Our pick: Justin Kanew
Justin supports some great things in the environmental-sphere. Firstly, he’s all about renewable energy. He supports a fully-renewable energy-driven country by 2050 and understands the initial investments, but he reminds Americans that making this transition will make running the electric grid cheaper in the long run. (Not to mention all those good environmental benefits.) Justin also supports carbon taxes (or carbon fee & dividend policies) in order to reduce pollution. Lastly, he isn’t too happy about the Paris Climate Agreement withdrawal.
Other District 7 Candidates:
Well, District 8, none of your candidates really discuss environmental issues or sustainability in their platforms. We recommend looking at other important issues before casting your vote.
- John Boatner Jr. (D)
- Erika Stotts Pearson (D)
- David Kustoff (R) – Incumbent – Supports an “all of the above” approach to energy, including the use of fossil fuels and renewable energy.
- George Flinn Jr. (R)
- Colleen Owens (R)
- James Hart (Independent)
Our pick: Steve Cohen
- Incumbent since 2007
- Summary: A real sustainable guy
We have lots to cover for Steve (lots of good and green things!) First, he’s shown support for developing renewable energy, decreasing pollution, and saving the bees. Let’s look at how he’s doing that.
In Congress, Steve suggested an amendment to a bill (H.R. 2028) that expands funding to the Energy’s SuperTruck II program, which aims to improve efficiency in Class 8 long-haul and regional-haul trucks. This is good news, considering how much of our country’s goods are hauled across the country in huge trucks emitting lots of gas. Any increase in energy efficiency is a good one.

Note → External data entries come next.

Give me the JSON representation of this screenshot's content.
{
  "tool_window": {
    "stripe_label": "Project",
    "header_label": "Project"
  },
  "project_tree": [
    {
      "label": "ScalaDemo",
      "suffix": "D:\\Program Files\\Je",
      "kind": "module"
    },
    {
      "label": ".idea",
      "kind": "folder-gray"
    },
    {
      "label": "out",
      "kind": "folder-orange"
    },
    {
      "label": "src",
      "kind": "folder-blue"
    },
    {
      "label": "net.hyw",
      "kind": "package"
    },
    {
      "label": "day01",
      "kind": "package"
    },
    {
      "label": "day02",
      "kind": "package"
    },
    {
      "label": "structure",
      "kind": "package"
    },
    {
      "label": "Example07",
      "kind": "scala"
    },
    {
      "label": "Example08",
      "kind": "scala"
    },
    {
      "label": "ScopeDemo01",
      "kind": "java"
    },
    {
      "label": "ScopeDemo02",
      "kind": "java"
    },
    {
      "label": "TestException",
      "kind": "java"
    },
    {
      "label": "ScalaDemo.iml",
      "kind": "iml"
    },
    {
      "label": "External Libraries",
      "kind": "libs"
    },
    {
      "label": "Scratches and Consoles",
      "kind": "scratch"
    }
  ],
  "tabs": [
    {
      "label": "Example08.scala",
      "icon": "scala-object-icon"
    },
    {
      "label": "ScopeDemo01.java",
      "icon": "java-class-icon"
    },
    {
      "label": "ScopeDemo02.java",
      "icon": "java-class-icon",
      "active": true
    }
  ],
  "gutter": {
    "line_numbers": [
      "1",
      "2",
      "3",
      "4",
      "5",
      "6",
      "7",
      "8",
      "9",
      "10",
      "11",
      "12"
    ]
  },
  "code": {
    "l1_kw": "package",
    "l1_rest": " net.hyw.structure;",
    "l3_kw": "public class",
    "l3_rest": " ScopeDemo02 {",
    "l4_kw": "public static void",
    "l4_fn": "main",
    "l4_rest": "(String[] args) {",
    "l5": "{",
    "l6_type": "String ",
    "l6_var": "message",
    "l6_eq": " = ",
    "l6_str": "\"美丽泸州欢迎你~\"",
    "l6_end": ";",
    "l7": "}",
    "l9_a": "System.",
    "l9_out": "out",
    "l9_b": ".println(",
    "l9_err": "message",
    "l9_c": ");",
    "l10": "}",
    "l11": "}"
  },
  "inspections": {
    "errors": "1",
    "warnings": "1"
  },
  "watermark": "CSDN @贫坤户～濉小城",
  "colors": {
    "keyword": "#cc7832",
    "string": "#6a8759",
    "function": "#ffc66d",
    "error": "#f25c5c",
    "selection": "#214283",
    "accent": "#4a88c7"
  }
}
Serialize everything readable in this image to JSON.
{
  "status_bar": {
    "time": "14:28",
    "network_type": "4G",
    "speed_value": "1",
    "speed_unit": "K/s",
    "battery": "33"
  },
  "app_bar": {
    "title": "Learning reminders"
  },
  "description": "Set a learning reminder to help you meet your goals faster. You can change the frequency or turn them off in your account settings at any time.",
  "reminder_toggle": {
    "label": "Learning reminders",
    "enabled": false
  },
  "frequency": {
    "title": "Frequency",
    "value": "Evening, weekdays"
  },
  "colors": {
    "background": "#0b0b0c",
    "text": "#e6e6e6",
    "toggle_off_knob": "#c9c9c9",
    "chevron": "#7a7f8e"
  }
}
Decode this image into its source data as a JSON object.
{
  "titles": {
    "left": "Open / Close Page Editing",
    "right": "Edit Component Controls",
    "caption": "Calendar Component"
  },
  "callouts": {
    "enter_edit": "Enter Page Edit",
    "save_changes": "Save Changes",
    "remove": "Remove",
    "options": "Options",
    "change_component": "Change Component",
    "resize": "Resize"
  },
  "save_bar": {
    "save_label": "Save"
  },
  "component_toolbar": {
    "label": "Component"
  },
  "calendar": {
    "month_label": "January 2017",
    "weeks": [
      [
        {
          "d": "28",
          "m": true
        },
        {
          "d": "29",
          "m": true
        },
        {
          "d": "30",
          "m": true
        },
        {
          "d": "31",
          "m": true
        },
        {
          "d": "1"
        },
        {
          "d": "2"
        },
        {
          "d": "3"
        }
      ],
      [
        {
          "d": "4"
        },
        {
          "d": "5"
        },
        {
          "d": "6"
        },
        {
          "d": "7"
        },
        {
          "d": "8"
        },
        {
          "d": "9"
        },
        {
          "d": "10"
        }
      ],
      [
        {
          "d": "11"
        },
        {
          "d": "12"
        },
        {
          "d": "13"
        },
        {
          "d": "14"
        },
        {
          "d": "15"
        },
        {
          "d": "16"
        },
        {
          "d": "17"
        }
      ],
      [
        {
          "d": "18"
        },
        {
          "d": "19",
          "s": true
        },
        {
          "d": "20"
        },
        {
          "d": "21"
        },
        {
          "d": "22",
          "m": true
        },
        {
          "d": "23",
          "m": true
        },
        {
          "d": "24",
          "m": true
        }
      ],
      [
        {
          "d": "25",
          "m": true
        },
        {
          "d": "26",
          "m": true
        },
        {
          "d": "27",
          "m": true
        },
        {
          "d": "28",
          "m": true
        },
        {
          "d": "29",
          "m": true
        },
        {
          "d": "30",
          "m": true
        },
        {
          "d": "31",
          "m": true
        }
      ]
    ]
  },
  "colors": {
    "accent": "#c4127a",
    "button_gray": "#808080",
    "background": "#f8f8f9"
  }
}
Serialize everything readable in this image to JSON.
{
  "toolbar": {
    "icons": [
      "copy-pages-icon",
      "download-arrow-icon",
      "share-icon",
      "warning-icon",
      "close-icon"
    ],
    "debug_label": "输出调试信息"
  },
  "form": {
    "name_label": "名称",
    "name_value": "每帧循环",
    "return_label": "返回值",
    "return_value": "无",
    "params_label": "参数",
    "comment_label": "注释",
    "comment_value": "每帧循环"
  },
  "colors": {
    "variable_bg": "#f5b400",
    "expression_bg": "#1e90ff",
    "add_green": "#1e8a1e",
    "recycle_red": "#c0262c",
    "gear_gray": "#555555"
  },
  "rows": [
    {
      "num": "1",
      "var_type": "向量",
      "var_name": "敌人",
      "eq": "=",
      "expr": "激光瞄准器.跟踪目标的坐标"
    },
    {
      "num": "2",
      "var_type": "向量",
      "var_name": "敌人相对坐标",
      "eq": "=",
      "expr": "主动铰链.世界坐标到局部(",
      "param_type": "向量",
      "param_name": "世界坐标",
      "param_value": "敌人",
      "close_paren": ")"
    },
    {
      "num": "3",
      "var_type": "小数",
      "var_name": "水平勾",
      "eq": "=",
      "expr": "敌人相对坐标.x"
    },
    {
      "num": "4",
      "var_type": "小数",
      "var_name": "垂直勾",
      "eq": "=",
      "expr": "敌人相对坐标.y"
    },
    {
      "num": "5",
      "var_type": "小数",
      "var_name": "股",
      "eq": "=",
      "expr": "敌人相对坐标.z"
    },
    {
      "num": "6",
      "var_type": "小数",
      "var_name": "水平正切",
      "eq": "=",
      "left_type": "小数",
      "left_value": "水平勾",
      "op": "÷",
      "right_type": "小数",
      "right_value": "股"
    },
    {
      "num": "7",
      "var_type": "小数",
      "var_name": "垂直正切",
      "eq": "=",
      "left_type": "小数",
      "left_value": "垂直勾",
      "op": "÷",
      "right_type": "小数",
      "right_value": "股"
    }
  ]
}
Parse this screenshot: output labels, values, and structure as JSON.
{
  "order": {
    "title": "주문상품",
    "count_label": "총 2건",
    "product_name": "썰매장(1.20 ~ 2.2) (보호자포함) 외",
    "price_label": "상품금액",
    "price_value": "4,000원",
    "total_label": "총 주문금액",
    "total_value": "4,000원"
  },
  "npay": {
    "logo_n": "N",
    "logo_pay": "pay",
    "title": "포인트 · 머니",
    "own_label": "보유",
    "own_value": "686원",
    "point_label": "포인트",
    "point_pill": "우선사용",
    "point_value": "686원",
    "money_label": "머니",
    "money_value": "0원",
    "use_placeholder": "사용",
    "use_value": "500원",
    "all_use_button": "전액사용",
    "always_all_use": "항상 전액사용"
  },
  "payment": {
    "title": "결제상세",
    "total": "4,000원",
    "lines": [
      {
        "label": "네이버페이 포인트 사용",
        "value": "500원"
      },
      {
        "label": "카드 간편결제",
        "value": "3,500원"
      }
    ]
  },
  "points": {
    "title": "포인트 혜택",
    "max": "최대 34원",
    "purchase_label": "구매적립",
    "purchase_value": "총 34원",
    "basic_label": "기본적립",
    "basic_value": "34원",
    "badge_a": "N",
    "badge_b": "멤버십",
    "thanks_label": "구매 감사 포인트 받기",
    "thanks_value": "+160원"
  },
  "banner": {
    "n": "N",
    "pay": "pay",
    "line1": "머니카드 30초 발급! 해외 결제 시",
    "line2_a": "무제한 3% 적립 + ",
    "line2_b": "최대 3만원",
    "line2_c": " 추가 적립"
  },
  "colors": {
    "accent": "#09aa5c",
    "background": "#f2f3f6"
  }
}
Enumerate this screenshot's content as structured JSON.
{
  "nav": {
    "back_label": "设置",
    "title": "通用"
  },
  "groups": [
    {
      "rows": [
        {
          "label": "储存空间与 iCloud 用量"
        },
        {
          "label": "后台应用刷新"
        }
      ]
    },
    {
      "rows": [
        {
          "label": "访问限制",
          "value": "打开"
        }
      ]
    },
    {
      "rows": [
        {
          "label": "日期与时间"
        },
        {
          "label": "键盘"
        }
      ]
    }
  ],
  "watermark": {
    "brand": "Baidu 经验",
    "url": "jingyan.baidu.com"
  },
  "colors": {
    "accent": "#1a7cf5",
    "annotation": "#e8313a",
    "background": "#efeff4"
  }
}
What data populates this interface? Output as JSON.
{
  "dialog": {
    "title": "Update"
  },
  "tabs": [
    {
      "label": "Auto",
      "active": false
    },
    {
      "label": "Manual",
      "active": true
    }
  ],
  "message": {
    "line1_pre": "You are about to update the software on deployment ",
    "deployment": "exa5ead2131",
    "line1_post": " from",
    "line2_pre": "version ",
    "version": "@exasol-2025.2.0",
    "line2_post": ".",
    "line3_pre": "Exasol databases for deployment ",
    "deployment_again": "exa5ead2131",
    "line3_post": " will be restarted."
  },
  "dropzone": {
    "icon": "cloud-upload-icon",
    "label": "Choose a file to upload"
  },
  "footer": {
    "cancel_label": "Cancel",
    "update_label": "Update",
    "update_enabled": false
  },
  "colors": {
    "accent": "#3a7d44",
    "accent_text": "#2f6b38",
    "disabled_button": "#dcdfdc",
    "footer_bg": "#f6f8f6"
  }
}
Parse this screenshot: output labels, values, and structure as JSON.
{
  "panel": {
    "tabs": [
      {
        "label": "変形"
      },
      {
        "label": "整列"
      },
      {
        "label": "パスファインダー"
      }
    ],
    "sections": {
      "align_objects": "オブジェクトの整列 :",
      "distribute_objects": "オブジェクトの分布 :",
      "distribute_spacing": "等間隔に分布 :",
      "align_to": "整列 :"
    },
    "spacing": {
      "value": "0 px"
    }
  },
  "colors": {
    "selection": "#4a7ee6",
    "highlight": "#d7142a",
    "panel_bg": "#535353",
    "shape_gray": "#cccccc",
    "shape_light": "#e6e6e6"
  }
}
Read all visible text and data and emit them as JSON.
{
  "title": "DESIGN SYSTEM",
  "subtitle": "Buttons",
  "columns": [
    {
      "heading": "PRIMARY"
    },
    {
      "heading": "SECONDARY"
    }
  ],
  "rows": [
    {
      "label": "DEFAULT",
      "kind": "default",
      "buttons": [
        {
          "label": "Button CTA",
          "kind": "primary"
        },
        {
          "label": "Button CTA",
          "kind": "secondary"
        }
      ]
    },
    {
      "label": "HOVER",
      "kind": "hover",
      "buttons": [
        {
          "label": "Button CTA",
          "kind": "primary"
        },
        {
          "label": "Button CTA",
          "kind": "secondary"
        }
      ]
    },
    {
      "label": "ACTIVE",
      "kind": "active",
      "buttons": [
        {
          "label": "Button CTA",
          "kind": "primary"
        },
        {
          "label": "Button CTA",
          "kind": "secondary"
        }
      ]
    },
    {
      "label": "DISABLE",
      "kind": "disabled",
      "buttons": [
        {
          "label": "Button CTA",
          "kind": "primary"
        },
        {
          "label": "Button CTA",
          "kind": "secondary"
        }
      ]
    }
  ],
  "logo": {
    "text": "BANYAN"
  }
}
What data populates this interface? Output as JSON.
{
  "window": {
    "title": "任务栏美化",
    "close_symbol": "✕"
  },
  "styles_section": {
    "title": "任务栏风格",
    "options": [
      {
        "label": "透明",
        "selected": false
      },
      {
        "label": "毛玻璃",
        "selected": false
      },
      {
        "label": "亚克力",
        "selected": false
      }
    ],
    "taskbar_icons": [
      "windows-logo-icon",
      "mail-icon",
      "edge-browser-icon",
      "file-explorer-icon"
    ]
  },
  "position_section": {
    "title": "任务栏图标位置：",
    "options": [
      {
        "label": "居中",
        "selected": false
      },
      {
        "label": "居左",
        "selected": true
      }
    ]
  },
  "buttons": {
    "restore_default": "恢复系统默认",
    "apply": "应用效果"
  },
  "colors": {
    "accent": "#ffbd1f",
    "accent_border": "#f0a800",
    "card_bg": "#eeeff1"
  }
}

One bill of his that we’re particularly excited about, is The 10 Million Solar Roofs Act. This plan invests a money into expanding the solar energy in our country by providing loans, rebates, and other incentives to businesses and individuals for solar panel installation. This would significantly increase the use of clean, solar energy and reduce pollution related to fossil fuel energy.
Another bill with Steve’s stamp of support includes The American Recovery and Reinvestment Act. This bill promotes energy efficiency, fuel conservation programs, and “Smart Growth” development. The act encourages this through a number of investments, namely tax credit expansions for residents, tax credits for hybrid cars, and clean energy bonds for smaller governments.
Additionally, Steve has cosponsored other bills that promote clean energy with tax credits and grants, reduces greenhouse gas emissions, and works toward energy independence. Steve pushes for clean energy to protect the environment and public health. He reflects on these concerns when discussing the Gulf Oil Spill, and warns that drilling is never a low-risk situation. The switch to clean energy permanently cuts out these risks.
Lastly, Steve cosponsors the Saving America’s Pollinators Act. This act recognizes the importance honey bees (and other pollinators) have in our ecosystems and the environment. The bill would require the EPA to prevent the death of bees by restricting specific insecticides that are toxic to bees. (We’re big fans of this bill.)